Below are the records; locate each line with the word "timestamp" and copy it.

[Opening Record extracts section]

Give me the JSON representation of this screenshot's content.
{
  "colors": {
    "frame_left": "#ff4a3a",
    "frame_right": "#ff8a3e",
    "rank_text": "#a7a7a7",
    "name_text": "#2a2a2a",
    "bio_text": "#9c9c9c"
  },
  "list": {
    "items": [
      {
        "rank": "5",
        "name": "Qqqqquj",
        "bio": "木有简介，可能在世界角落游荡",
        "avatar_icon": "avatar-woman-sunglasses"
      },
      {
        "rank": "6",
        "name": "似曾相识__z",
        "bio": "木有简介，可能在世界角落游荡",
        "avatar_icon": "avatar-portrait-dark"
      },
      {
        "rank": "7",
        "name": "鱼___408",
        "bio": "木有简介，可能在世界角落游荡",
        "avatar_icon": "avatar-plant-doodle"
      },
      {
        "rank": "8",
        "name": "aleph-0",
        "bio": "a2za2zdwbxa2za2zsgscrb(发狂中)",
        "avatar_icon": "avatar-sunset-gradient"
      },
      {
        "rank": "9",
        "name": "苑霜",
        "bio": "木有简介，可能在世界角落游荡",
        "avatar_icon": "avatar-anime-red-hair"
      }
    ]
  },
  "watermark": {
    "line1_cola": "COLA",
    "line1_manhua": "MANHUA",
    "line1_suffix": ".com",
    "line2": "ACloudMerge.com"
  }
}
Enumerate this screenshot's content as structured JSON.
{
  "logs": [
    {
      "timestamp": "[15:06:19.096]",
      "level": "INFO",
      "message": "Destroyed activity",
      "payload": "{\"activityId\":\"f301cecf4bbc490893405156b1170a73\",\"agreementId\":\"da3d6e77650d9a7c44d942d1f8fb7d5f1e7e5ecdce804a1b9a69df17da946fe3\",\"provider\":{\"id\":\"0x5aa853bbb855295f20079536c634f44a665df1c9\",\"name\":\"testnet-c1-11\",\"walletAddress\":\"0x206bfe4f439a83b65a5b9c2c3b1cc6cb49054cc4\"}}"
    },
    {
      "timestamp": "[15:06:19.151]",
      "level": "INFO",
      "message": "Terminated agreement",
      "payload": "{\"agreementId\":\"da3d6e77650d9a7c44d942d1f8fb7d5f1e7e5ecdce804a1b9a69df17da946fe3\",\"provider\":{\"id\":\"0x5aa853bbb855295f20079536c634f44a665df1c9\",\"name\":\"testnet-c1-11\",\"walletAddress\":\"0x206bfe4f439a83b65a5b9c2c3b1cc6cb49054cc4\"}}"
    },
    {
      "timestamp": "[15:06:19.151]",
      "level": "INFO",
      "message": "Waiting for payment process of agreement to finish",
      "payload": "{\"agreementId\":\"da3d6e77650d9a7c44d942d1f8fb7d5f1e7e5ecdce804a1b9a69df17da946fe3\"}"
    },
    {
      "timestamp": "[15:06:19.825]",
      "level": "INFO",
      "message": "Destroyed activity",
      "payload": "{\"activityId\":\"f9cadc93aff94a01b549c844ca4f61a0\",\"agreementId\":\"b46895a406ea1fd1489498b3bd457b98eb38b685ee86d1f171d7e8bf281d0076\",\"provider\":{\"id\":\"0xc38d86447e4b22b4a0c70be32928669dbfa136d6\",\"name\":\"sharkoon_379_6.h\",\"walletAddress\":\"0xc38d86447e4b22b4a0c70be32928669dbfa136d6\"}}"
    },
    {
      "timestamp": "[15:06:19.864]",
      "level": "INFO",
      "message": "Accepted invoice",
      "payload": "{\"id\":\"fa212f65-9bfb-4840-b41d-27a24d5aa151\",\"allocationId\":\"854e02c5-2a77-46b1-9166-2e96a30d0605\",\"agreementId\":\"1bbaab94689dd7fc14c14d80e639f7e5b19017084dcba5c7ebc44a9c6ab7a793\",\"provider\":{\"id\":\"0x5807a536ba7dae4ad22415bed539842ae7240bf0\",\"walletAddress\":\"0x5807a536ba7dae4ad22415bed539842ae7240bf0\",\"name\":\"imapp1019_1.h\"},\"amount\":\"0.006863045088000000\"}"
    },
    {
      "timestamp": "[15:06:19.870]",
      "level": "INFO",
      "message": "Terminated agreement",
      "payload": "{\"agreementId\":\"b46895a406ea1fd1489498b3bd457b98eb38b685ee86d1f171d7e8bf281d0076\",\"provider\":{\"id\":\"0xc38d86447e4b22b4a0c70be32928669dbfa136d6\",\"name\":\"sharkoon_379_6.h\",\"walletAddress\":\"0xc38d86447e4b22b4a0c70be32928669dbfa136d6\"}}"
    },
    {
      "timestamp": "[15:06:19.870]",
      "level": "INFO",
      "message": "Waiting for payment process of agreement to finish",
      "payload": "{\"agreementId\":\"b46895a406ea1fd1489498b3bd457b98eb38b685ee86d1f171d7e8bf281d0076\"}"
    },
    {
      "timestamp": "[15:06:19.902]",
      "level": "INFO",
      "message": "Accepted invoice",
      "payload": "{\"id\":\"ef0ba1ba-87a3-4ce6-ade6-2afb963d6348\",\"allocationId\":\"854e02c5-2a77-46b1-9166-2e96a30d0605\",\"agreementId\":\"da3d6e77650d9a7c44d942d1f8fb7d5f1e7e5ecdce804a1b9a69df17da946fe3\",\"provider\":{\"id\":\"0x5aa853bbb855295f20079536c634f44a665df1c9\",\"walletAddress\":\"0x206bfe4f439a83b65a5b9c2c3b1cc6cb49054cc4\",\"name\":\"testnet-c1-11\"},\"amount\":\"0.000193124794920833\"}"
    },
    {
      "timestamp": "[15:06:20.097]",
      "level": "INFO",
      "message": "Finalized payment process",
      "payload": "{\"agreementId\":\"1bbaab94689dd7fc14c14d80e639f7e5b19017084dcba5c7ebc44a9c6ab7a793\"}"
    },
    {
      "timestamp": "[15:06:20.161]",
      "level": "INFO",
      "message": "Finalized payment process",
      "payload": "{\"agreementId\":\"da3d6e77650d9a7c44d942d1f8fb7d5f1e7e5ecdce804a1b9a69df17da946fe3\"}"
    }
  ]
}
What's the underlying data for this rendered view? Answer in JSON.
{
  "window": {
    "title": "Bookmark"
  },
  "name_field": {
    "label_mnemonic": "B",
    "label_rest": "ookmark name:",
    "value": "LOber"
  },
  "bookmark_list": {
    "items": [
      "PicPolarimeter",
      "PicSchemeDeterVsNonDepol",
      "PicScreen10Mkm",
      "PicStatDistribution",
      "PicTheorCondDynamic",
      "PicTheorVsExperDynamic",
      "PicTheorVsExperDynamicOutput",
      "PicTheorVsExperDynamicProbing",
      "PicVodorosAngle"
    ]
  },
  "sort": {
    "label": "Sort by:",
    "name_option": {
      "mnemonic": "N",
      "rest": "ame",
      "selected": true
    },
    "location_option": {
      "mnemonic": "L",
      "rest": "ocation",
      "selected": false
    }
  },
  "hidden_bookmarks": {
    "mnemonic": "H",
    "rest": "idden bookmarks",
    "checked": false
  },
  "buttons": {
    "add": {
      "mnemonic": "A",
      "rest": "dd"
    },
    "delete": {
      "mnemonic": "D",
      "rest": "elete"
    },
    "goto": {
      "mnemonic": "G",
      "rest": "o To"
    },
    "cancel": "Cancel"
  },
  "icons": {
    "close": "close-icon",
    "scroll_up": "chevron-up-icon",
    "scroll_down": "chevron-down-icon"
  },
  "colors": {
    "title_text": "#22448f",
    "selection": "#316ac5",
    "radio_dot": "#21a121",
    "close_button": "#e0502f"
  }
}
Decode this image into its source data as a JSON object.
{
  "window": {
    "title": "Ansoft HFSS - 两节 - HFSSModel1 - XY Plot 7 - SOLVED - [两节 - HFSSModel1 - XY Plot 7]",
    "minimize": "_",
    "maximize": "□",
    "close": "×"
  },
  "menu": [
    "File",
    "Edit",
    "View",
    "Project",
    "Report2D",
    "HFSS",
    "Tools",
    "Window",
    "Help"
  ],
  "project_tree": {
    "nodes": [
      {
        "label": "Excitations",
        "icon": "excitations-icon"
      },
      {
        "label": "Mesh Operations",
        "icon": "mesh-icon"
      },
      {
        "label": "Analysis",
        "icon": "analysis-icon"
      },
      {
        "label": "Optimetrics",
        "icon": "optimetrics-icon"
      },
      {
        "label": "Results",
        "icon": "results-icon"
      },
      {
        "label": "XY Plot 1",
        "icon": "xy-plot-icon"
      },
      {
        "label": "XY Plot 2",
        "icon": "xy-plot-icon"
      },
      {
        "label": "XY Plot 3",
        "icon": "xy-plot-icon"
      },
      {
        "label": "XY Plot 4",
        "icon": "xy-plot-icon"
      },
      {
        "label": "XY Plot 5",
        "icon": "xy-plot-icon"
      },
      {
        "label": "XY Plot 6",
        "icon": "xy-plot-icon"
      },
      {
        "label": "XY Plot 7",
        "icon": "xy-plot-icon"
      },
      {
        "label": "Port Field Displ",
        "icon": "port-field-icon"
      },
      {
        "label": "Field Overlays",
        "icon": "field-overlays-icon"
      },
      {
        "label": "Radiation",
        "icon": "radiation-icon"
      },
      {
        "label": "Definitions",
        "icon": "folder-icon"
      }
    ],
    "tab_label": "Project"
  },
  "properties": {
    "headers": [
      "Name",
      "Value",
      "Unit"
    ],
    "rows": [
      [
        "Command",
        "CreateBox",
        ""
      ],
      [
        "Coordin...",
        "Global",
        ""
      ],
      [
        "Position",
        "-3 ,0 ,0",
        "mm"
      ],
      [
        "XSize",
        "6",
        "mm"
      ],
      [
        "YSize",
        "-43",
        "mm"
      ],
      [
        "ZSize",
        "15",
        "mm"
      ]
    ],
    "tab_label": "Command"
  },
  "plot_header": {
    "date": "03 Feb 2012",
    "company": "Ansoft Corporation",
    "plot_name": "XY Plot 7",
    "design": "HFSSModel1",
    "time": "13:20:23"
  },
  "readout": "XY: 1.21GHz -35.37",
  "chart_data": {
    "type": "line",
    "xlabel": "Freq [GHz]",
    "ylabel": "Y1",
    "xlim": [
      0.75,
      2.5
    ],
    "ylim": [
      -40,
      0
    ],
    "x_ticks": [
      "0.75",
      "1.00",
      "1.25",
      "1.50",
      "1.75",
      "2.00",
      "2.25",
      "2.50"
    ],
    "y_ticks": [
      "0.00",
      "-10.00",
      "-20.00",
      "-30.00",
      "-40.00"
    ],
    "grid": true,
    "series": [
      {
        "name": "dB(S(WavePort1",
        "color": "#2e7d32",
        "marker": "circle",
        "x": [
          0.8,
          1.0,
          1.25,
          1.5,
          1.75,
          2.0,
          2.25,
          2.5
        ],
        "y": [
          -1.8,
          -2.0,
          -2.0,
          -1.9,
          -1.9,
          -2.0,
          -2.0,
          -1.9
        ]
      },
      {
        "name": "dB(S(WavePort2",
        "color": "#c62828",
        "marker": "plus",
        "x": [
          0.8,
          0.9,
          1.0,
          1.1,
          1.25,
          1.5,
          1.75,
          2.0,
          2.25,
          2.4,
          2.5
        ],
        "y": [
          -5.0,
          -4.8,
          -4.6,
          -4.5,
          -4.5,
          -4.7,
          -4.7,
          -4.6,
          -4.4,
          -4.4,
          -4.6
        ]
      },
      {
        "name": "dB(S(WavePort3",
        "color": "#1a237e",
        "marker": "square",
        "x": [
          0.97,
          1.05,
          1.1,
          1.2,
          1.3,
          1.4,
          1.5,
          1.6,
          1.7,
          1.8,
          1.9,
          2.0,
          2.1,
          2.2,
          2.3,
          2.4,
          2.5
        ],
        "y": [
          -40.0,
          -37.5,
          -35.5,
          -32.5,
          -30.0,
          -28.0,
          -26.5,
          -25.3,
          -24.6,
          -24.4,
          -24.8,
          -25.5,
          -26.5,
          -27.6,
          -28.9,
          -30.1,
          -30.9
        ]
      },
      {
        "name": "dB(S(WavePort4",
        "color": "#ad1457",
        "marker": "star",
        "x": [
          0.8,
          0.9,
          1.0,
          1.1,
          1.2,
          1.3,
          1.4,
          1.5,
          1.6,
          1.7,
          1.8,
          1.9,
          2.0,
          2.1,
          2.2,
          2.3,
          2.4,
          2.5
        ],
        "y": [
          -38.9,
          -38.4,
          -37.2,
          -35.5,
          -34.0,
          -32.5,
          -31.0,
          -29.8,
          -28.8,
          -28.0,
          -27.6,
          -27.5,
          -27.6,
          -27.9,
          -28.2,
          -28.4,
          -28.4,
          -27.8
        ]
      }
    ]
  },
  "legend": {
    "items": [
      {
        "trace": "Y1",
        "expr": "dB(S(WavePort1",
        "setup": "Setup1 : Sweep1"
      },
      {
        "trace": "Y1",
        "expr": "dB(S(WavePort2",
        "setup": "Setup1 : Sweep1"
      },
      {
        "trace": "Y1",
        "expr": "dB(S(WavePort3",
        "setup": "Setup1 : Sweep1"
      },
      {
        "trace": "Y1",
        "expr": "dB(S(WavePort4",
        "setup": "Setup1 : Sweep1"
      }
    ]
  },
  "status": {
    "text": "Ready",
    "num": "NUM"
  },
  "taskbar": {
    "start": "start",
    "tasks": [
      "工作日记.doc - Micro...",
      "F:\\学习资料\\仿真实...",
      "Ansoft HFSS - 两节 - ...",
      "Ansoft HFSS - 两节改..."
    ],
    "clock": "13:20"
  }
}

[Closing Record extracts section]

--- Answer ---
      "timestamp": "[15:06:19.096]",
      "timestamp": "[15:06:19.151]",
      "timestamp": "[15:06:19.151]",
      "timestamp": "[15:06:19.825]",
      "timestamp": "[15:06:19.864]",
      "timestamp": "[15:06:19.870]",
      "timestamp": "[15:06:19.870]",
      "timestamp": "[15:06:19.902]",
      "timestamp": "[15:06:20.097]",
      "timestamp": "[15:06:20.161]",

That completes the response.